There is no doubt that if you have read my work before, or follow me on social media. You will know that the Doom franchise has always occupied a large part of my heart. Having grown up playing Doom (1993) and Doom II religiously on PC for much of my youth. 2020’s Doom Eternal is going to be another massive step forward for the franchise, just as Doom (2016) was. In preparation for Doom Eternal’s launch next year, I have taken it upon myself to review every Doom game included in the new Slayers Collection. The collection contains 4 games which are Doom (1993), Doom II, Doom 3, and Doom (2016). Whether you are a long time fan of the franchise or brand new to the series, I hope you will enjoy this look through its history. Today, we will be looking back on the legendary Doom (1993) which helped shape so many FPS games in the 1990s.

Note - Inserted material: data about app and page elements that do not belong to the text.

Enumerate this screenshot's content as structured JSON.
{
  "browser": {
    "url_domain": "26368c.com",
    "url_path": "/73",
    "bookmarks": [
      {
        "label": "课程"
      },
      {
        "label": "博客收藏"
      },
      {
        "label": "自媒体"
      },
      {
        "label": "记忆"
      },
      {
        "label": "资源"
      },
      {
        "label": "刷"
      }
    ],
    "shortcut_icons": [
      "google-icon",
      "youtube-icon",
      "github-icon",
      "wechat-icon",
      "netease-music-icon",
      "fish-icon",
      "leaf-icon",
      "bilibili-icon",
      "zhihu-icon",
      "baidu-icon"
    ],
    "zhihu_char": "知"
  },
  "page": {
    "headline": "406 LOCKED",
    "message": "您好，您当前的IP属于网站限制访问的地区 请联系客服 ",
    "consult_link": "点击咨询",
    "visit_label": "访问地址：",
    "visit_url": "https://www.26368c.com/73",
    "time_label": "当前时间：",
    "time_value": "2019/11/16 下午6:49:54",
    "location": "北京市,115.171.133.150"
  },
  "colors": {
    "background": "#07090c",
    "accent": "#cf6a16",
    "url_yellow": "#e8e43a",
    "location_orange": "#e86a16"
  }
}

A little bit of history
Doom was originally launched in 1993 and was developed by ID Software. The game was released just a little over a year after the studio’s last game. Which is another game that many will be familiar with which is Wolfenstein 3D. The game was originally available on MS-DOS and AmigaOS on the PC platform. The game came to SNES and PlayStation in 1995, it was one of the first ID Software games to release on console. Aside from the Wolfenstein 3D port on SNES.
If you are looking for an in-depth RPG with tons of complex decision making, then Doom (1993) is probably the last place you will look. For reference, the games main protagonist is referred to often as “Doomguy”. While there is an underlying story to the game, it is not the focus point of the game. You have your weapons and there are demons to kill, it’s just that simple.
For a game that was released 26 years ago, Doom (1993) still holds up amazingly well in terms of its controls. The game features a huge amount of verticality in the levels With auto-tracking that if you aim in the direction of the enemy and fire. The bullets will find a way to the intended target. This allowed ID Software to truly experiment with verticality in their level designs.
The level design for Doom (1993) is phenomenal. Hunting down keycards in increasingly mind-bending locations is part of what makes the game so great. In the first chapter, “Knee Deep In The Dead” the levels are fairly straightforward, while you tackle small groups of enemies in larger areas. As you progress further in the game, especially the original final chapter “Inferno” this changes quickly. The levels are winding, with massive amounts of turns that can lead you to dead ends or worse a mountain of enemies. The levels are varied enough from chapter to chapter to feel different and you never feel like your lost in the same maze twice.
Gunplay. The single word that has become so associated with ID Software over the years. Even now, Doom (1993) plays butter smooth. Even is you are sprinting through the levels blasting through enemies or slowly taking your time and hunting down every last demon. The gunplay is so kinetic with every gun packing a punch, except for the starter pistol its bloody awful. The first time you pick up a shotgun in a Doom game is now and will always be a religious experience. No developer has ever come close in terms of making a shotgun that is mechanically as sound as in this game. Doom (1993) is the game that started this trend, and it’s amazing to go back to the shotgun’s roots. With a wide variety of other weapons such as the chaingun, rocket launcher and of course the BFG. The BFG is another one of the most iconic guns in gaming, as BFG stands for Big [Redacted] Gun. As the name implies you can vaporize almost any enemies into a pile of mushy flesh in less than a second. With a wide variety of weapons at your disposal, killing demons has never felt so easy.
Doom 1993’s soundtrack is a classic, while it is nowhere near as incredible as Mick Gordon’s work on Doom (2016). Charging through levels to pounding electric metal tracks at a fast pace, as you hear demons scream in anguish from your shotgun blasts. It’s very rare metal music makes an appearance in video games, this is part of what makes Doom so special to me. As a long-time heavy metal fan, Doom was definitely a huge part of my formative years of the type of music that really stuck with me.
The biggest struggle many games have from an aging standpoint sometimes isn’t the controls. Some games, especially from the early 3D eras of games, have not aged incredibly well. Doom while it certainly shows its age as one of the pioneers of 3D graphics. It has aged exceptionally well with its core focus being on the games demonic level design. Instead of getting lost in pixel counts and taking the most beautiful screenshot to post on social media. Dooms graphics service the game flawlessly. In the latest patch on the consoles, they have added 60 FPS support which makes the game run very smoothly. While it may not hold a candle to many games in the modern era, the influence in 3D design behind Doom. ID Software was very ahead of the curve in terms of graphical design and led gaming into the 3D era as we know it.
Doom 1993 was the pinnacle of FPS shooters and influenced some of the greatest modern developers even to this day. While it’s over 25 years old, it is still a must-play piece of video game history. Join us soon, as I dive into Doom II next, as I review every game in the Doom franchise in the lead up to Doom Eternal.